Saturday, 30 July 2011
Thursday, 21 July 2011
Moondust: In Search of the Men Who Fell to Earth
by Andrew Smith
‘Apollo… seems to me to be the most perfect imaginable expression, embodiment, symbol, of the twentieth century’s central contradiction: namely, that the more we put our faith in reason and its declared representatives, the more irrational our world became’.
First published in 2005, 'Moondust' arose from journalist Andrew Smith's realisation that now only nine of the twelve Apollo astronauts who walked on the surface of the Moon are still alive - and that one day in the not too distant future, there will be none.
'I wanted to know what kind of people they'd become and what they'd learned; how they felt about the weird trip now and whether they thought it had changed them. Even more than this, I wondered why I suddenly cared when I hadn't before'.
This last statement demonstrates what makes Smith's writing so accessible and enjoyable: his candid approach to the subject. His quest to track down and interview the remaining nine (and, in some cases, the harder task of getting them to speak freely of their experiences) is a personal one: Smith was born in America, watched the 1969 Moon landing on TV as a young child and was fully immersed in the contemporary pop culture. What relevance and influence did the Moon landings have on the world at that time? And what is their legacy?
And what of the astronauts? Smith finds that they are a refreshingly varied bunch of veterans who have pursued dramatically different lives. Neil Armstrong shuns publicity and prefers to discuss technical details of flight apparatus; Richard Gordon (one of the twelve who didn't get to walk on the Moon) signs autographs at Star Trek conventions; Edgar Mitchell founded the Institute of Noetic Sciences and is '90% sure' that extraterrestrial life exists; Alan Bean became a painter (and seems to be the most content of all the astronauts). And as Gordon remarks, 'And then of course there's Buzz Aldrin'...
Eugene Cernan, last man on the Moon
'Moondust' is full of anecdotes and observations that are amusing and fascinating: the astronauts' children complaining of their fathers 'just' being astronauts because for them it was the norm; Charlie Duke's terrifying dream in which he and John Young met their doubles who had been on the Moon's surface for thousands of years; practicalities of going to the toilet in space; the startling fact that all twelve astronauts were either first born or only sons. Smith's book brims with such things, alongside his consideration of issues such as the lack of female Apollo astronauts, the political motivations that drove the programme, the reasonably common belief that the Moon landings never actually took place, and the arguments for and against returning.

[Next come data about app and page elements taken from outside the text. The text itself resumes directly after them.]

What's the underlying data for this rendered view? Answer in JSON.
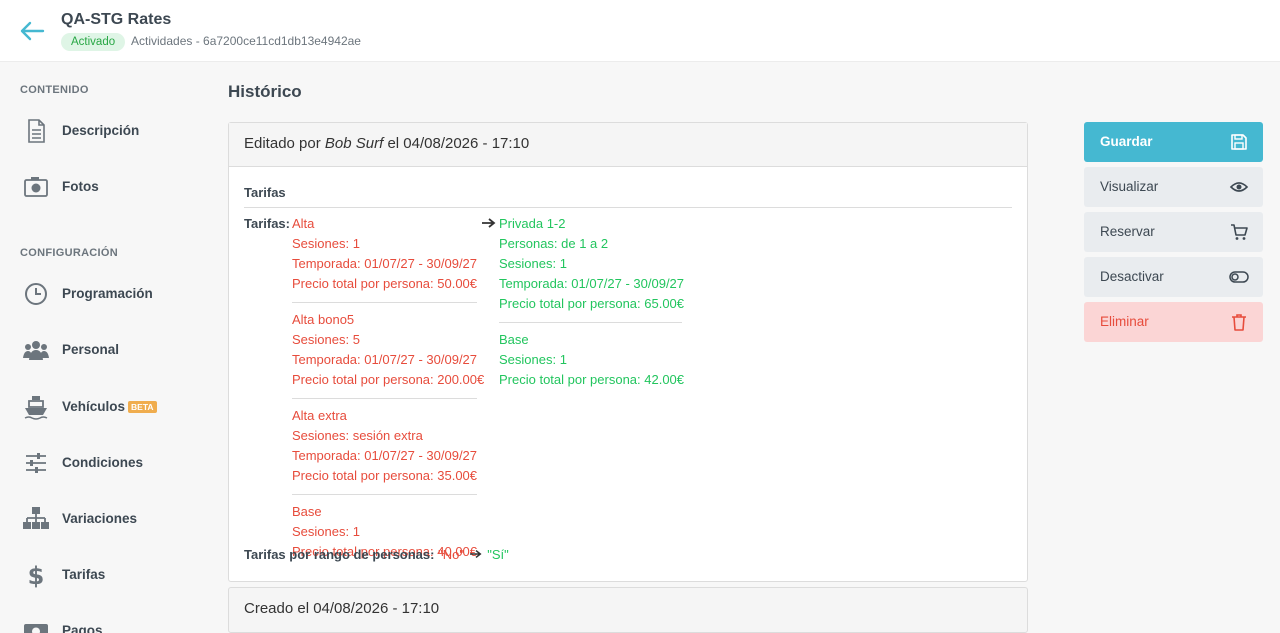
{
  "header": {
    "title": "QA-STG Rates",
    "status": "Activado",
    "subtitle": "Actividades - 6a7200ce11cd1db13e4942ae"
  },
  "sidebar": {
    "section_content": "CONTENIDO",
    "section_config": "CONFIGURACIÓN",
    "items": [
      {
        "label": "Descripción",
        "icon": "document-icon"
      },
      {
        "label": "Fotos",
        "icon": "photo-icon"
      },
      {
        "label": "Programación",
        "icon": "clock-icon"
      },
      {
        "label": "Personal",
        "icon": "people-icon"
      },
      {
        "label": "Vehículos",
        "icon": "boat-icon",
        "badge": "BETA"
      },
      {
        "label": "Condiciones",
        "icon": "sliders-icon"
      },
      {
        "label": "Variaciones",
        "icon": "sitemap-icon"
      },
      {
        "label": "Tarifas",
        "icon": "dollar-icon"
      },
      {
        "label": "Pagos",
        "icon": "payment-icon"
      }
    ]
  },
  "main": {
    "title": "Histórico",
    "entry": {
      "prefix": "Editado por",
      "author": "Bob Surf",
      "date_text": "el 04/08/2026 - 17:10",
      "section": "Tarifas",
      "field_label": "Tarifas:",
      "old_rates": [
        [
          "Alta",
          "Sesiones: 1",
          "Temporada: 01/07/27 - 30/09/27",
          "Precio total por persona: 50.00€"
        ],
        [
          "Alta bono5",
          "Sesiones: 5",
          "Temporada: 01/07/27 - 30/09/27",
          "Precio total por persona: 200.00€"
        ],
        [
          "Alta extra",
          "Sesiones: sesión extra",
          "Temporada: 01/07/27 - 30/09/27",
          "Precio total por persona: 35.00€"
        ],
        [
          "Base",
          "Sesiones: 1",
          "Precio total por persona: 40.00€"
        ]
      ],
      "new_rates": [
        [
          "Privada 1-2",
          "Personas: de 1 a 2",
          "Sesiones: 1",
          "Temporada: 01/07/27 - 30/09/27",
          "Precio total por persona: 65.00€"
        ],
        [
          "Base",
          "Sesiones: 1",
          "Precio total por persona: 42.00€"
        ]
      ],
      "range_label": "Tarifas por rango de personas:",
      "range_old": "\"No\"",
      "range_new": "\"Sí\""
    },
    "created": "Creado el 04/08/2026 - 17:10"
  },
  "actions": {
    "save": "Guardar",
    "view": "Visualizar",
    "book": "Reservar",
    "deactivate": "Desactivar",
    "delete": "Eliminar"
  },
  "colors": {
    "accent": "#45b8d1",
    "removed": "#e74c3c",
    "added": "#22c55e",
    "danger_bg": "#fbd5d5"
  }
}
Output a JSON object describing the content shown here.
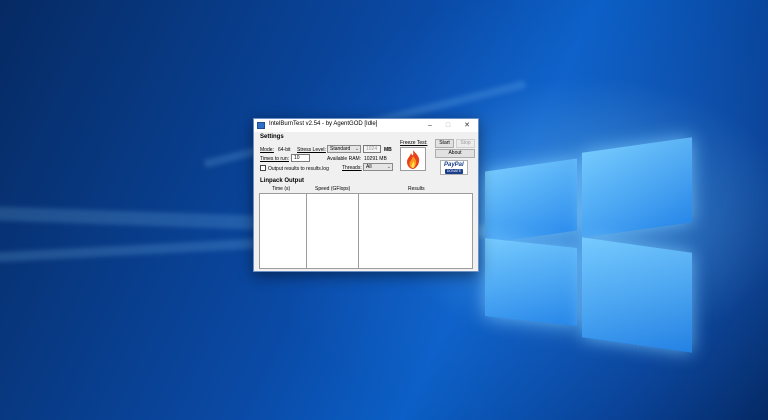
{
  "window": {
    "title": "IntelBurnTest v2.54 - by AgentGOD [Idle]",
    "minimize_glyph": "–",
    "maximize_glyph": "□",
    "close_glyph": "✕"
  },
  "settings": {
    "group_label": "Settings",
    "mode_label": "Mode:",
    "mode_value": "64-bit",
    "stress_label": "Stress Level:",
    "stress_value": "Standard",
    "memory_value": "1024",
    "memory_unit": "MB",
    "times_label": "Times to run:",
    "times_value": "10",
    "ram_label": "Available RAM:",
    "ram_value": "10291 MB",
    "output_log_label": "Output results to results.log",
    "output_log_checked": false,
    "threads_label": "Threads:",
    "threads_value": "All",
    "freeze_label": "Freeze Test:",
    "start_label": "Start",
    "stop_label": "Stop",
    "about_label": "About",
    "paypal_label": "PayPal",
    "donate_label": "DONATE"
  },
  "linpack": {
    "group_label": "Linpack Output",
    "columns": [
      "Time (s)",
      "Speed (GFlops)",
      "Results"
    ]
  },
  "icons": {
    "app_icon": "intelburntest-app-icon",
    "freeze_icon": "flame-icon",
    "paypal_icon": "paypal-donate-icon"
  },
  "colors": {
    "desktop_bg": "#0a4aa6",
    "window_bg": "#f0f0f0",
    "paypal_blue": "#1a3e8c"
  }
}
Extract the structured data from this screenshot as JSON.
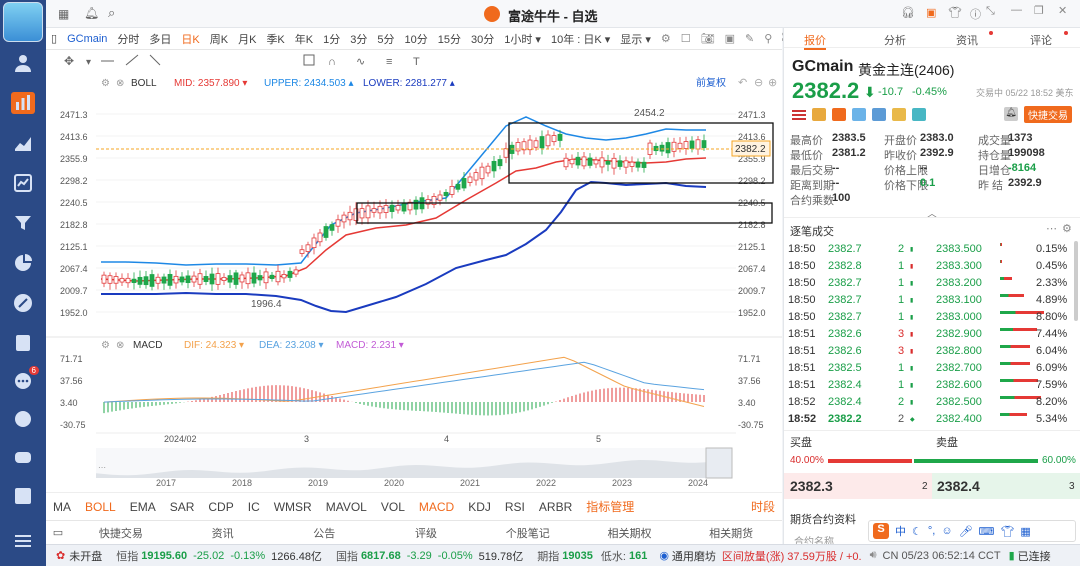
{
  "window": {
    "title": "富途牛牛 - 自选"
  },
  "toolbar": {
    "symbol": "GCmain",
    "periods": [
      "分时",
      "多日",
      "日K",
      "周K",
      "月K",
      "季K",
      "年K",
      "1分",
      "3分",
      "5分",
      "10分",
      "15分",
      "30分",
      "1小时 ▾",
      "10年 : 日K ▾",
      "显示 ▾"
    ],
    "active_period": "日K"
  },
  "chart": {
    "boll": {
      "name": "BOLL",
      "mid_label": "MID: 2357.890 ▾",
      "upper_label": "UPPER: 2434.503 ▴",
      "lower_label": "LOWER: 2281.277 ▴",
      "adjust": "前复权"
    },
    "y_ticks": [
      "2471.3",
      "2413.6",
      "2355.9",
      "2298.2",
      "2240.5",
      "2182.8",
      "2125.1",
      "2067.4",
      "2009.7",
      "1952.0"
    ],
    "current_price_tag": "2382.2",
    "annotations": {
      "high": "2454.2",
      "low": "1996.4"
    },
    "macd": {
      "name": "MACD",
      "dif_label": "DIF: 24.323 ▾",
      "dea_label": "DEA: 23.208 ▾",
      "macd_label": "MACD: 2.231 ▾",
      "ticks": [
        "71.71",
        "37.56",
        "3.40",
        "-30.75"
      ]
    },
    "x_labels": [
      "2024/02",
      "3",
      "4",
      "5"
    ],
    "overview_years": [
      "2017",
      "2018",
      "2019",
      "2020",
      "2021",
      "2022",
      "2023",
      "2024"
    ],
    "colors": {
      "up": "#e23b3b",
      "down": "#1fa74a",
      "upper": "#1e88e5",
      "mid": "#e53935",
      "lower": "#1a3bbf",
      "dif": "#f3a24c",
      "dea": "#5aa3e0"
    }
  },
  "indicators": [
    "MA",
    "BOLL",
    "EMA",
    "SAR",
    "CDP",
    "IC",
    "WMSR",
    "MAVOL",
    "VOL",
    "MACD",
    "KDJ",
    "RSI",
    "ARBR",
    "指标管理"
  ],
  "indicators_active": [
    "BOLL",
    "MACD"
  ],
  "indicators_right": "时段",
  "bottom_tabs": [
    "快捷交易",
    "资讯",
    "公告",
    "评级",
    "个股笔记",
    "相关期权",
    "相关期货"
  ],
  "right": {
    "tabs": [
      "报价",
      "分析",
      "资讯",
      "评论"
    ],
    "symbol": "GCmain",
    "name": "黄金主连(2406)",
    "price": "2382.2",
    "change": "-10.7",
    "change_pct": "-0.45%",
    "trade_status": "交易中 05/22 18:52 美东",
    "quick_trade": "快捷交易",
    "stats": [
      [
        "最高价",
        "2383.5",
        "开盘价",
        "2383.0",
        "成交量",
        "1373"
      ],
      [
        "最低价",
        "2381.2",
        "昨收价",
        "2392.9",
        "持仓量",
        "199098"
      ],
      [
        "最后交易",
        "--",
        "价格上限",
        "--",
        "日增仓",
        "-8164"
      ],
      [
        "距离到期",
        "--",
        "价格下限",
        "0.1",
        "昨  结",
        "2392.9"
      ],
      [
        "合约乘数",
        "100",
        "",
        "",
        "",
        ""
      ]
    ],
    "ticks_title": "逐笔成交",
    "ticks": [
      [
        "18:50",
        "2382.7",
        "2",
        "2383.500",
        "0.15%"
      ],
      [
        "18:50",
        "2382.8",
        "1",
        "2383.300",
        "0.45%"
      ],
      [
        "18:50",
        "2382.7",
        "1",
        "2383.200",
        "2.33%"
      ],
      [
        "18:50",
        "2382.7",
        "1",
        "2383.100",
        "4.89%"
      ],
      [
        "18:50",
        "2382.7",
        "1",
        "2383.000",
        "8.80%"
      ],
      [
        "18:51",
        "2382.6",
        "3",
        "2382.900",
        "7.44%"
      ],
      [
        "18:51",
        "2382.6",
        "3",
        "2382.800",
        "6.04%"
      ],
      [
        "18:51",
        "2382.5",
        "1",
        "2382.700",
        "6.09%"
      ],
      [
        "18:51",
        "2382.4",
        "1",
        "2382.600",
        "7.59%"
      ],
      [
        "18:52",
        "2382.4",
        "2",
        "2382.500",
        "8.20%"
      ],
      [
        "18:52",
        "2382.2",
        "2",
        "2382.400",
        "5.34%"
      ]
    ],
    "bid_label": "买盘",
    "ask_label": "卖盘",
    "bid_pct": "40.00%",
    "ask_pct": "60.00%",
    "bid": "2382.3",
    "bid_qty": "2",
    "ask": "2382.4",
    "ask_qty": "3",
    "contract_info": "期货合约资料",
    "contract_sub": "合约名称"
  },
  "status": {
    "market": "未开盘",
    "hsi_label": "恒指",
    "hsi": "19195.60",
    "hsi_chg": "-25.02",
    "hsi_pct": "-0.13%",
    "hsi_vol": "1266.48亿",
    "gq_label": "国指",
    "gq": "6817.68",
    "gq_chg": "-3.29",
    "gq_pct": "-0.05%",
    "gq_vol": "519.78亿",
    "fut_label": "期指",
    "fut": "19035",
    "low_label": "低水:",
    "low": "161",
    "news_source": "通用磨坊",
    "news": "区间放量(涨) 37.59万股 / +0.",
    "clock": "CN 05/23 06:52:14 CCT",
    "connect": "已连接"
  }
}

I highly recommend this book to anybody who has an interest in the Moon landings or the era in which they happened. It is extremely well researched and engagingly written.